(Beginning of Exercise input)
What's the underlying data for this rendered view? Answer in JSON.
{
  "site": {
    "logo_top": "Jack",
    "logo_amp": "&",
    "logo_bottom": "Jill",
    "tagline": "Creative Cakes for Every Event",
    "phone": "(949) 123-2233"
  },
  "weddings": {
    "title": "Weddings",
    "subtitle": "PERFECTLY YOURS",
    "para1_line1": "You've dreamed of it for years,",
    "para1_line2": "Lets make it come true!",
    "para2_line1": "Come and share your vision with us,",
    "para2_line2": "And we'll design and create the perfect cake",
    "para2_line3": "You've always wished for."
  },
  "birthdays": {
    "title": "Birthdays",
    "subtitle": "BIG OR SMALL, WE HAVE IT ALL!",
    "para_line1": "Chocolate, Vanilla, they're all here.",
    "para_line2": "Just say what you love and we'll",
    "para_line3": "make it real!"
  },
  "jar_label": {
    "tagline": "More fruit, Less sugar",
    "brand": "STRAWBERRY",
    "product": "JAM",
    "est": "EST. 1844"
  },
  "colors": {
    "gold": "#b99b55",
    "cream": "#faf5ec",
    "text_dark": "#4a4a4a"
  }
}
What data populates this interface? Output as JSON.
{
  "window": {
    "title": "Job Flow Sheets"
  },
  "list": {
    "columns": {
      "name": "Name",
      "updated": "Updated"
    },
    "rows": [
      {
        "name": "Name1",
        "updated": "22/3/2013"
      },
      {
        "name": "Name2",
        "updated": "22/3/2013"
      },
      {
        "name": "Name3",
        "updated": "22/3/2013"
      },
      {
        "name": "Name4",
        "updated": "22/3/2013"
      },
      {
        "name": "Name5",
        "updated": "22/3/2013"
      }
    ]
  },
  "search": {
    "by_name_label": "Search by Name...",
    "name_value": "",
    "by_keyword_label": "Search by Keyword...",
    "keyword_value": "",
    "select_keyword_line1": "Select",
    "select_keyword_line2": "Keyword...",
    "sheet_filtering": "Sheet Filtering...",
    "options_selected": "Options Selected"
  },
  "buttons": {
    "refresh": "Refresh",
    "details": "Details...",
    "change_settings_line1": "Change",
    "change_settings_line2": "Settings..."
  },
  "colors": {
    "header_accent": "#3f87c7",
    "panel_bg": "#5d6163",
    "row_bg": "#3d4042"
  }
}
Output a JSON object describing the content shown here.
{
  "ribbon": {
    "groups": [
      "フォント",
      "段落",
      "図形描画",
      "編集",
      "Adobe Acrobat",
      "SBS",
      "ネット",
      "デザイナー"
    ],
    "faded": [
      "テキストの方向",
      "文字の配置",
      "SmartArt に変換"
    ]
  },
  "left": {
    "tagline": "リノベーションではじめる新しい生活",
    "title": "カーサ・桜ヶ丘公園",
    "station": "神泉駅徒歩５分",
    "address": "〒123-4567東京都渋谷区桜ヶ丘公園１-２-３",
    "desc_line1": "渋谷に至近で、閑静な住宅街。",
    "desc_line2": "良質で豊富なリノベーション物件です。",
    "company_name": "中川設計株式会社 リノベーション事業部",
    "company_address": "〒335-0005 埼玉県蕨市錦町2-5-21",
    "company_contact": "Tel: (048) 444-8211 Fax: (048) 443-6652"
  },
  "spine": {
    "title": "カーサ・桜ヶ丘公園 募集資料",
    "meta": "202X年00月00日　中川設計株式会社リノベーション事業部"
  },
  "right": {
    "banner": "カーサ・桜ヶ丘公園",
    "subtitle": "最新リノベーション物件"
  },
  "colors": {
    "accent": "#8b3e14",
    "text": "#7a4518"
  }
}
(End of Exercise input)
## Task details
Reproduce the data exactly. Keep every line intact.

## Written solution
What's the underlying data for this rendered view? Answer in JSON.
{
  "site": {
    "logo_top": "Jack",
    "logo_amp": "&",
    "logo_bottom": "Jill",
    "tagline": "Creative Cakes for Every Event",
    "phone": "(949) 123-2233"
  },
  "weddings": {
    "title": "Weddings",
    "subtitle": "PERFECTLY YOURS",
    "para1_line1": "You've dreamed of it for years,",
    "para1_line2": "Lets make it come true!",
    "para2_line1": "Come and share your vision with us,",
    "para2_line2": "And we'll design and create the perfect cake",
    "para2_line3": "You've always wished for."
  },
  "birthdays": {
    "title": "Birthdays",
    "subtitle": "BIG OR SMALL, WE HAVE IT ALL!",
    "para_line1": "Chocolate, Vanilla, they're all here.",
    "para_line2": "Just say what you love and we'll",
    "para_line3": "make it real!"
  },
  "jar_label": {
    "tagline": "More fruit, Less sugar",
    "brand": "STRAWBERRY",
    "product": "JAM",
    "est": "EST. 1844"
  },
  "colors": {
    "gold": "#b99b55",
    "cream": "#faf5ec",
    "text_dark": "#4a4a4a"
  }
}
What data populates this interface? Output as JSON.
{
  "window": {
    "title": "Job Flow Sheets"
  },
  "list": {
    "columns": {
      "name": "Name",
      "updated": "Updated"
    },
    "rows": [
      {
        "name": "Name1",
        "updated": "22/3/2013"
      },
      {
        "name": "Name2",
        "updated": "22/3/2013"
      },
      {
        "name": "Name3",
        "updated": "22/3/2013"
      },
      {
        "name": "Name4",
        "updated": "22/3/2013"
      },
      {
        "name": "Name5",
        "updated": "22/3/2013"
      }
    ]
  },
  "search": {
    "by_name_label": "Search by Name...",
    "name_value": "",
    "by_keyword_label": "Search by Keyword...",
    "keyword_value": "",
    "select_keyword_line1": "Select",
    "select_keyword_line2": "Keyword...",
    "sheet_filtering": "Sheet Filtering...",
    "options_selected": "Options Selected"
  },
  "buttons": {
    "refresh": "Refresh",
    "details": "Details...",
    "change_settings_line1": "Change",
    "change_settings_line2": "Settings..."
  },
  "colors": {
    "header_accent": "#3f87c7",
    "panel_bg": "#5d6163",
    "row_bg": "#3d4042"
  }
}
Output a JSON object describing the content shown here.
{
  "ribbon": {
    "groups": [
      "フォント",
      "段落",
      "図形描画",
      "編集",
      "Adobe Acrobat",
      "SBS",
      "ネット",
      "デザイナー"
    ],
    "faded": [
      "テキストの方向",
      "文字の配置",
      "SmartArt に変換"
    ]
  },
  "left": {
    "tagline": "リノベーションではじめる新しい生活",
    "title": "カーサ・桜ヶ丘公園",
    "station": "神泉駅徒歩５分",
    "address": "〒123-4567東京都渋谷区桜ヶ丘公園１-２-３",
    "desc_line1": "渋谷に至近で、閑静な住宅街。",
    "desc_line2": "良質で豊富なリノベーション物件です。",
    "company_name": "中川設計株式会社 リノベーション事業部",
    "company_address": "〒335-0005 埼玉県蕨市錦町2-5-21",
    "company_contact": "Tel: (048) 444-8211 Fax: (048) 443-6652"
  },
  "spine": {
    "title": "カーサ・桜ヶ丘公園 募集資料",
    "meta": "202X年00月00日　中川設計株式会社リノベーション事業部"
  },
  "right": {
    "banner": "カーサ・桜ヶ丘公園",
    "subtitle": "最新リノベーション物件"
  },
  "colors": {
    "accent": "#8b3e14",
    "text": "#7a4518"
  }
}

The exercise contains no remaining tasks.